:: Task description ::
Your answer should consist of the lines below that hold the word "Outer".
____
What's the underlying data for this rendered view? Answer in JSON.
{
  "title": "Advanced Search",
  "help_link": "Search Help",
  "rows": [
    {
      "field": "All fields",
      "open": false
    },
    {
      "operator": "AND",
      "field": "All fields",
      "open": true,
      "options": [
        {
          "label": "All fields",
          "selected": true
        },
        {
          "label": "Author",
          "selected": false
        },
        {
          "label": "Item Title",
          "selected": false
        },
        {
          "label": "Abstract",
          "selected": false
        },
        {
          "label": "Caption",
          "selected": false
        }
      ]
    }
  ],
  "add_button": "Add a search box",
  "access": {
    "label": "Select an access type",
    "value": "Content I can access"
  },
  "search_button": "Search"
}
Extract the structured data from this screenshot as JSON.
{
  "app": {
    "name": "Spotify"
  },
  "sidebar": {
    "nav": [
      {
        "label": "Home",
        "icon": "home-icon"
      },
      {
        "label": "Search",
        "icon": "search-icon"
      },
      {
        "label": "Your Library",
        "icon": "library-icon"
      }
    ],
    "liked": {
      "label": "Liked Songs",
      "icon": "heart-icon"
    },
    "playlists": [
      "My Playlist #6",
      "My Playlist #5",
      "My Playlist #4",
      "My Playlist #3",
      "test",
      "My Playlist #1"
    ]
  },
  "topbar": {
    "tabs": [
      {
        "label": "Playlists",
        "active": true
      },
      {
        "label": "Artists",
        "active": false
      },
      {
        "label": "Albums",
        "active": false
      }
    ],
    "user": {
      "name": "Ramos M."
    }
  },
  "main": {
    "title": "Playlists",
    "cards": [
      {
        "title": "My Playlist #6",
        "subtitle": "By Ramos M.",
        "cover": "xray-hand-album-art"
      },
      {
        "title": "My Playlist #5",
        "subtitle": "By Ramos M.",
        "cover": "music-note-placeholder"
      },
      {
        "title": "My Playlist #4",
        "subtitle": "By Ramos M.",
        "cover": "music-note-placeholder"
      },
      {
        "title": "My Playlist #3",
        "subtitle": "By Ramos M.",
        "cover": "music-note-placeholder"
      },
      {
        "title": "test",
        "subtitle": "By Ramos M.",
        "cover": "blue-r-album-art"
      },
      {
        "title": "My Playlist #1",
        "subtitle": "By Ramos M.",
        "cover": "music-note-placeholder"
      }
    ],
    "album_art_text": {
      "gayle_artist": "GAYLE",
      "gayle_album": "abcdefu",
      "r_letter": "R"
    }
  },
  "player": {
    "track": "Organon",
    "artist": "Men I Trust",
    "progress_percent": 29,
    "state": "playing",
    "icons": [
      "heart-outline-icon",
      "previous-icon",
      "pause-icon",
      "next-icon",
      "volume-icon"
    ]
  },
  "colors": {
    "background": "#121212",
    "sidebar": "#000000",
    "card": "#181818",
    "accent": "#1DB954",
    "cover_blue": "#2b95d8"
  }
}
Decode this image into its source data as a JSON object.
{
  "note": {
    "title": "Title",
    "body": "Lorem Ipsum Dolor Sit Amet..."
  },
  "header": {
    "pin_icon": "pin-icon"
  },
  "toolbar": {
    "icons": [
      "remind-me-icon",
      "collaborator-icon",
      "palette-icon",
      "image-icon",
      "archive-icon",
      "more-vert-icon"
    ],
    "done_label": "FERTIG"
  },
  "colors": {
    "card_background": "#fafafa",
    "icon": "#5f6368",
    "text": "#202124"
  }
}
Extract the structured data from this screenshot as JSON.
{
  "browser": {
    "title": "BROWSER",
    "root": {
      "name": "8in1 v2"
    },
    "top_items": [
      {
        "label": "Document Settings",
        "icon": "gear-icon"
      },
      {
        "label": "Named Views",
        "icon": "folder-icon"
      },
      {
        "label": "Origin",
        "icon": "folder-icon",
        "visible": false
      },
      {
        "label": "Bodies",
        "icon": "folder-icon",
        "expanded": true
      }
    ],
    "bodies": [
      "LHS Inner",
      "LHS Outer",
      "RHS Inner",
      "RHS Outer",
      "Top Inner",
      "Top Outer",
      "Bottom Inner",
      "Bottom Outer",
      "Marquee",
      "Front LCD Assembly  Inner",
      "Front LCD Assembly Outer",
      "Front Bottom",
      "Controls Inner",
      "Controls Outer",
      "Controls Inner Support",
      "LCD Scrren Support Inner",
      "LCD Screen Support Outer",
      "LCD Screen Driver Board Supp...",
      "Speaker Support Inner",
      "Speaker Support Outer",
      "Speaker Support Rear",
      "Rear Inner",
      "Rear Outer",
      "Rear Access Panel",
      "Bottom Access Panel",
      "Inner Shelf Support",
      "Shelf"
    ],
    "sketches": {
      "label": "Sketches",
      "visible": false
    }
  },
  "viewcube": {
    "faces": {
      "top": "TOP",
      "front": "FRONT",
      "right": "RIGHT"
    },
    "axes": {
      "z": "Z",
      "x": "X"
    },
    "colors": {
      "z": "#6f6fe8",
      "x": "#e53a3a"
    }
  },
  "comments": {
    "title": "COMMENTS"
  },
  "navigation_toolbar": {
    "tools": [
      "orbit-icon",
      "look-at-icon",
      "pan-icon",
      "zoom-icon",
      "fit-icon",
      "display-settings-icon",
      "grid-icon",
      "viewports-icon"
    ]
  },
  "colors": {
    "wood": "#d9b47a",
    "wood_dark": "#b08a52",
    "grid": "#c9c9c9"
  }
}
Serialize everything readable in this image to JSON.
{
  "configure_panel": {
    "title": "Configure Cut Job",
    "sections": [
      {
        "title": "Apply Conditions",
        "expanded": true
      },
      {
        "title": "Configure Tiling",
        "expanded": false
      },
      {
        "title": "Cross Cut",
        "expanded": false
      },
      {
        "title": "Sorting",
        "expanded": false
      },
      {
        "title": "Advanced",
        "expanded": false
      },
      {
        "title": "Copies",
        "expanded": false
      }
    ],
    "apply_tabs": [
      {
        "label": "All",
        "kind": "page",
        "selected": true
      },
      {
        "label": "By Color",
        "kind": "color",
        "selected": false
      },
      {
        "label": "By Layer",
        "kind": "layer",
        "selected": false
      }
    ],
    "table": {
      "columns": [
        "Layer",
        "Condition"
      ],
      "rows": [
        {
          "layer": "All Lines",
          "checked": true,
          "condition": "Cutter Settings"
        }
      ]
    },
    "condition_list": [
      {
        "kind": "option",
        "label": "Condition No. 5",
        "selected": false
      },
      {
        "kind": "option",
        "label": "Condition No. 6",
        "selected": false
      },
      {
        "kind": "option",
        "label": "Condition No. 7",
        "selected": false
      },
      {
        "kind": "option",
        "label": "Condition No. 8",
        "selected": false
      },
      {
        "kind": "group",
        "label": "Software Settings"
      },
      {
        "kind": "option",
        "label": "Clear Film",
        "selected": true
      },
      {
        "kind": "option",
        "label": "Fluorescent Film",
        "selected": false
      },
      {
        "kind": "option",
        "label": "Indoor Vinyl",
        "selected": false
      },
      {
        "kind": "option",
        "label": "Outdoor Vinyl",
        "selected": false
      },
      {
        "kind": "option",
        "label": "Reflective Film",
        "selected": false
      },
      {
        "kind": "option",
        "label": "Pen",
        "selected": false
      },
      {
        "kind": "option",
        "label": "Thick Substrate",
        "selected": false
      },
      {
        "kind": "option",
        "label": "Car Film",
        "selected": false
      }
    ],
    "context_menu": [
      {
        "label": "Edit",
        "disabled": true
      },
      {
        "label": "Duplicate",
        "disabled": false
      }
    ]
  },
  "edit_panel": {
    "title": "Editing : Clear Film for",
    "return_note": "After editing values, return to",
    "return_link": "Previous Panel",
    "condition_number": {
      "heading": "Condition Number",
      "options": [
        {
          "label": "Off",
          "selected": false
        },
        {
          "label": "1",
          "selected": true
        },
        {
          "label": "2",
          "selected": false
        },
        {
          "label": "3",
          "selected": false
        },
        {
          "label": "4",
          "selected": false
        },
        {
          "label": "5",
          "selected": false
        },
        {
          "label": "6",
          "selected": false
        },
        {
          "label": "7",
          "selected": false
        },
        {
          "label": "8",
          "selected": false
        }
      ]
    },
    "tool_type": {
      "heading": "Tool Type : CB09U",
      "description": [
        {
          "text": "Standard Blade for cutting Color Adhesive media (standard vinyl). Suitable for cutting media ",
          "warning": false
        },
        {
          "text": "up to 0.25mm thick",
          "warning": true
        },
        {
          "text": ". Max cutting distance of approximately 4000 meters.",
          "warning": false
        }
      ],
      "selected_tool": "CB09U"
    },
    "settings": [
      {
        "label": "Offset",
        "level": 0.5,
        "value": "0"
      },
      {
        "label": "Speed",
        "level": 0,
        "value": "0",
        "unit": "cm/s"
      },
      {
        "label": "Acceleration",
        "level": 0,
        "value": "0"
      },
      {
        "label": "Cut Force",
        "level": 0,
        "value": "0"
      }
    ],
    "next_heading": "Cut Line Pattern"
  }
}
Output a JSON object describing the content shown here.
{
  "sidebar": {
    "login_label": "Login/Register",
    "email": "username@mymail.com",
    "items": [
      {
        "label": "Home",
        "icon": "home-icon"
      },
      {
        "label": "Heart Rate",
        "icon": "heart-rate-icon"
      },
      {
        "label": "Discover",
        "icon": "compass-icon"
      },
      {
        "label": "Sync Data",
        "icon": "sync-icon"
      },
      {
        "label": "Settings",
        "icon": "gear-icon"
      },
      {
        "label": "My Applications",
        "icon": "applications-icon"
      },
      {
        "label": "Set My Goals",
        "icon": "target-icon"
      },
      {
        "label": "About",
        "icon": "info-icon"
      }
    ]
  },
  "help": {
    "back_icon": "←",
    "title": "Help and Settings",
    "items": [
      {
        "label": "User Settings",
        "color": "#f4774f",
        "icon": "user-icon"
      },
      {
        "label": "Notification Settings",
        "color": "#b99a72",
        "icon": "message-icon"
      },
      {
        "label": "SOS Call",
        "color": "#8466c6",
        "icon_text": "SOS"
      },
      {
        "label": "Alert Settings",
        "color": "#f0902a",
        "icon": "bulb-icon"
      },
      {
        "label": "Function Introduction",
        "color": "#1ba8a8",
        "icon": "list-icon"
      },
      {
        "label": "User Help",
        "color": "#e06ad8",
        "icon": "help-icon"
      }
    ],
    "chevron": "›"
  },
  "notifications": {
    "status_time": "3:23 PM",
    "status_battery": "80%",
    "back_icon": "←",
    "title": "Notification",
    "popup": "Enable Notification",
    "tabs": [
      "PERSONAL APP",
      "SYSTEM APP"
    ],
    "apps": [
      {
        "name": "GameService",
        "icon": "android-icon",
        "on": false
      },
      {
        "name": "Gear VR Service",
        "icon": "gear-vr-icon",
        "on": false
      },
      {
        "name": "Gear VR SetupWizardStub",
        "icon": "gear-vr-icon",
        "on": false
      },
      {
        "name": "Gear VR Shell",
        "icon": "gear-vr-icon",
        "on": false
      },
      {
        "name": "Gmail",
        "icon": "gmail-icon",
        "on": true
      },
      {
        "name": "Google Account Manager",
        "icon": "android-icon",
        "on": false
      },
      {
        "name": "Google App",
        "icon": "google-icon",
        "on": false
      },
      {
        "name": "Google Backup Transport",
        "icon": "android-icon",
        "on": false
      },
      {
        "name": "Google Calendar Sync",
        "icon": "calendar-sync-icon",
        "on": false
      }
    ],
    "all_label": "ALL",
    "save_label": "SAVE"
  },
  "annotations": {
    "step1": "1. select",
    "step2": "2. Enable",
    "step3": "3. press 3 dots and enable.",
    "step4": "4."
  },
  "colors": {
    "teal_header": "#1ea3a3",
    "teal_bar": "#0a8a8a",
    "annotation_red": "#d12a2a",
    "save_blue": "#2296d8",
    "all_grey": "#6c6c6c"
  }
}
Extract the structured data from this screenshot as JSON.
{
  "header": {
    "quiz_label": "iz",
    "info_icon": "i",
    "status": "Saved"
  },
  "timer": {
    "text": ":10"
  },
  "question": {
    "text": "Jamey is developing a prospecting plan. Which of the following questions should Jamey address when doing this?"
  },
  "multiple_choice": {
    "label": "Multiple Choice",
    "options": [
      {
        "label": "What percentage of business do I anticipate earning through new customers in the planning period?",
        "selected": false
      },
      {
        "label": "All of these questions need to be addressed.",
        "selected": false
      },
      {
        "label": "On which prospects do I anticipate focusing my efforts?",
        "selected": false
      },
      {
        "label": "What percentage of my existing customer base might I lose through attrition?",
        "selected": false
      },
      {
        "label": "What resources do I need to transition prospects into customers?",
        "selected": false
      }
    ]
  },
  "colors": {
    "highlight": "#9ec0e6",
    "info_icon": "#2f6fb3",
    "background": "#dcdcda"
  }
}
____
:: Exercise response ::
      "LHS Outer",
      "RHS Outer",
      "Top Outer",
      "Bottom Outer",
      "Front LCD Assembly Outer",
      "Controls Outer",
      "LCD Screen Support Outer",
      "Speaker Support Outer",
      "Rear Outer",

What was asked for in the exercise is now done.